== Supplied entries ==

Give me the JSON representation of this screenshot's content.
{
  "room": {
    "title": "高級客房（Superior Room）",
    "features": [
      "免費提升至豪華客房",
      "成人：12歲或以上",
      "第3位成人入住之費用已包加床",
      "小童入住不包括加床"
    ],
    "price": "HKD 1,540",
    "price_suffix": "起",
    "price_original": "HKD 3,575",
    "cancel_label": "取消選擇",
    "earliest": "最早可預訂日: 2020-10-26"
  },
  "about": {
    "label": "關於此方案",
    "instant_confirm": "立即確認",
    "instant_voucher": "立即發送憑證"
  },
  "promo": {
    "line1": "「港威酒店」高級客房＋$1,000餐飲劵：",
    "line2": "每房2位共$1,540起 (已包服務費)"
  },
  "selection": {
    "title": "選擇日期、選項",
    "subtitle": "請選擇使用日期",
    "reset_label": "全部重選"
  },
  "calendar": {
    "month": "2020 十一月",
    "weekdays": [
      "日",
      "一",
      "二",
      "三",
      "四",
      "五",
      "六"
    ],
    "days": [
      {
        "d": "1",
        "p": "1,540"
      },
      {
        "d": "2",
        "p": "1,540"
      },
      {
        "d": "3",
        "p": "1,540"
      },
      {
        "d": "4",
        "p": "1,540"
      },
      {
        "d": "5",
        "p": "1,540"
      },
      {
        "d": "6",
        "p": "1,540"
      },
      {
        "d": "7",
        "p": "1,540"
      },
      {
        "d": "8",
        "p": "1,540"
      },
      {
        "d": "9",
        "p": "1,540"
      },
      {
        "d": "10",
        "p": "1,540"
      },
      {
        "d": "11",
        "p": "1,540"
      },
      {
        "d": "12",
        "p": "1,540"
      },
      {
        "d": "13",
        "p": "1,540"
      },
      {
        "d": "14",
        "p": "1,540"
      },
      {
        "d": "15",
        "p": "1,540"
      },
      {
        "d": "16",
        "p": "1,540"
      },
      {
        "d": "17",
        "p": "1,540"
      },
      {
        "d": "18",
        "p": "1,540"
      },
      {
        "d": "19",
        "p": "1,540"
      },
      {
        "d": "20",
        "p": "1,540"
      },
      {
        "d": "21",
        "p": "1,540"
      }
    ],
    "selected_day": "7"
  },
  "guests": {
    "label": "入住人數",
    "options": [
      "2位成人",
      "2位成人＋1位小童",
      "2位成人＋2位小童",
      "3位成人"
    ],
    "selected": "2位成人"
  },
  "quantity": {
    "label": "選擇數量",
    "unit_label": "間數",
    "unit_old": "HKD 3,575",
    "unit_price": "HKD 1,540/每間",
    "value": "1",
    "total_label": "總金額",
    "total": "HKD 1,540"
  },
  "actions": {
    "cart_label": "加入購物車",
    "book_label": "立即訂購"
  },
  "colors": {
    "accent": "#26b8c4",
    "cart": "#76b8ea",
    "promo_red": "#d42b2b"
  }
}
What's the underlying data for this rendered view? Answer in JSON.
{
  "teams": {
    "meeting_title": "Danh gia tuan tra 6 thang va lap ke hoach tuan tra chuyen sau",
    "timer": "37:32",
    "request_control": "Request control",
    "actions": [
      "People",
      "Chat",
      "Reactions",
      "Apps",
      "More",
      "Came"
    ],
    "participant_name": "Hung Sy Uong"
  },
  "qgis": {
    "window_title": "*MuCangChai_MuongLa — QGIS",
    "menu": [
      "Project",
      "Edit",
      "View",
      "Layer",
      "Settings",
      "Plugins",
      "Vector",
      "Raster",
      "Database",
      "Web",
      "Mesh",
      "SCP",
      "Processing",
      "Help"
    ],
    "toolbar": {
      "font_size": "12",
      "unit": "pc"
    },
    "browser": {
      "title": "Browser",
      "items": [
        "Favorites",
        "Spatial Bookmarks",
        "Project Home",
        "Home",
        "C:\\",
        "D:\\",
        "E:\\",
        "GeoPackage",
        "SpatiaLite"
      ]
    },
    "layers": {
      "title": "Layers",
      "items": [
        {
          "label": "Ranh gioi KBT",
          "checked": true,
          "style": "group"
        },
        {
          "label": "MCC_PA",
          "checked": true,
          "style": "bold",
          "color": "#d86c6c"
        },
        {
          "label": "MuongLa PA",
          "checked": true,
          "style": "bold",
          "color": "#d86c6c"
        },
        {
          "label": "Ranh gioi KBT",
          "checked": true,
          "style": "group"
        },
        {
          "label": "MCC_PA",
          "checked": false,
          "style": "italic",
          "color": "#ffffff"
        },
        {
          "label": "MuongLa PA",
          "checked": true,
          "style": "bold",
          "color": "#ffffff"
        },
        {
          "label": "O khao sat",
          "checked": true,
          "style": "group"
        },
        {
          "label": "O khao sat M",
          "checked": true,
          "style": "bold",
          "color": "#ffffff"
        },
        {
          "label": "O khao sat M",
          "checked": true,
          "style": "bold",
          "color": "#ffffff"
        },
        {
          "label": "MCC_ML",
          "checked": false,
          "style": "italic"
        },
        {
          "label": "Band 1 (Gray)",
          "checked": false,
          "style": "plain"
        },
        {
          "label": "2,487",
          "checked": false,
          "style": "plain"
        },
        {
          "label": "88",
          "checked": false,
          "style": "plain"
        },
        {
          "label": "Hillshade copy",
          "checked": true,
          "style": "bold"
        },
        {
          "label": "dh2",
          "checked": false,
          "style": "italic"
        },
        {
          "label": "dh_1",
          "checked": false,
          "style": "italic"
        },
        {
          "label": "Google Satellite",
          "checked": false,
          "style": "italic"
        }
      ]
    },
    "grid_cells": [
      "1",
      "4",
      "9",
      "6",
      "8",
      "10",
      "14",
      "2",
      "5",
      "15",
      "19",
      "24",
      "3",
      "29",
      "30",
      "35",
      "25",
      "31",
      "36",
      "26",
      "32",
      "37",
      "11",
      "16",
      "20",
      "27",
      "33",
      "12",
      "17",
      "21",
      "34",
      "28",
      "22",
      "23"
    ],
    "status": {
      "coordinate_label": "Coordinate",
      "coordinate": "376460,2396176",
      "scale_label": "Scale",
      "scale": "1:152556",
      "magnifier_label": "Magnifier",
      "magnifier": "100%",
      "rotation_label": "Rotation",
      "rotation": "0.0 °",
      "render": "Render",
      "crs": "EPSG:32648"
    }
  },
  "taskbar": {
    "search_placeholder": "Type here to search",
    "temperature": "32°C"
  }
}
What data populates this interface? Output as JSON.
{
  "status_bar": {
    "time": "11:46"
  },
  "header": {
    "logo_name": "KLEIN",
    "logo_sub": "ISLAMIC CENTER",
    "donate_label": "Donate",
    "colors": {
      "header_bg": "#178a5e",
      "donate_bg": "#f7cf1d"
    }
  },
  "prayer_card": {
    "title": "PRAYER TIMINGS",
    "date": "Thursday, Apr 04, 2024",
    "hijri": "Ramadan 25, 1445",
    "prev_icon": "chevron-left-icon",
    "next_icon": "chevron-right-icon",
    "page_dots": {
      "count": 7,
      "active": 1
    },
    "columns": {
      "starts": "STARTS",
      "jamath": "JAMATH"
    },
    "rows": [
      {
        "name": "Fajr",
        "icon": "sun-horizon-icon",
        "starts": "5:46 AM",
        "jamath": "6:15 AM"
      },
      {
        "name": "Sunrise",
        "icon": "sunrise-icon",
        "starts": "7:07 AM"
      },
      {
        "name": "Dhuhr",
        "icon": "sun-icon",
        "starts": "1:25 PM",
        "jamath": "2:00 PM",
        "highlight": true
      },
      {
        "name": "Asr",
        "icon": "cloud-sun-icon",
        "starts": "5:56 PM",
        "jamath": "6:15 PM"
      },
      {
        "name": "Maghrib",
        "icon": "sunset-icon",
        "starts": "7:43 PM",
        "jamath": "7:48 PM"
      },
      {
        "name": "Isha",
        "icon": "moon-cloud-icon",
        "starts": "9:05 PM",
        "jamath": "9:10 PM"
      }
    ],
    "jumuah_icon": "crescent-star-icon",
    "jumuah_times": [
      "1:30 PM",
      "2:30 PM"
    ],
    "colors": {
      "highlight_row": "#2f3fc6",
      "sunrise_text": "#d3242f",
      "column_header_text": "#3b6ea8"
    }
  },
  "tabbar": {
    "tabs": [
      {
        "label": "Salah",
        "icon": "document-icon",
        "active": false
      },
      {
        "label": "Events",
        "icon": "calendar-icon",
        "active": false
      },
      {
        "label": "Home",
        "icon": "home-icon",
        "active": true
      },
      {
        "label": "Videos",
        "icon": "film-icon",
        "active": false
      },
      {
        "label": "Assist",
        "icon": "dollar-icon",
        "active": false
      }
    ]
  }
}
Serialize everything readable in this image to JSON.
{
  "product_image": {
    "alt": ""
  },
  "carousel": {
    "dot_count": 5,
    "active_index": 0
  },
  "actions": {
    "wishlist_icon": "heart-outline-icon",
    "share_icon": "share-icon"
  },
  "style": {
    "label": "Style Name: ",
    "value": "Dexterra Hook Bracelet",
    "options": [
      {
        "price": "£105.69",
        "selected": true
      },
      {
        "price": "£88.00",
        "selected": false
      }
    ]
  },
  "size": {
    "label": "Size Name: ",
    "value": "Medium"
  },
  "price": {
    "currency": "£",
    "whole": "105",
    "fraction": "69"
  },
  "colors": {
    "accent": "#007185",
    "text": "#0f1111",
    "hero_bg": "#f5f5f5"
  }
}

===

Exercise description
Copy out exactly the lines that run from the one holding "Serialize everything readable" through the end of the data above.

Task output
Serialize everything readable in this image to JSON.
{
  "product_image": {
    "alt": ""
  },
  "carousel": {
    "dot_count": 5,
    "active_index": 0
  },
  "actions": {
    "wishlist_icon": "heart-outline-icon",
    "share_icon": "share-icon"
  },
  "style": {
    "label": "Style Name: ",
    "value": "Dexterra Hook Bracelet",
    "options": [
      {
        "price": "£105.69",
        "selected": true
      },
      {
        "price": "£88.00",
        "selected": false
      }
    ]
  },
  "size": {
    "label": "Size Name: ",
    "value": "Medium"
  },
  "price": {
    "currency": "£",
    "whole": "105",
    "fraction": "69"
  },
  "colors": {
    "accent": "#007185",
    "text": "#0f1111",
    "hero_bg": "#f5f5f5"
  }
}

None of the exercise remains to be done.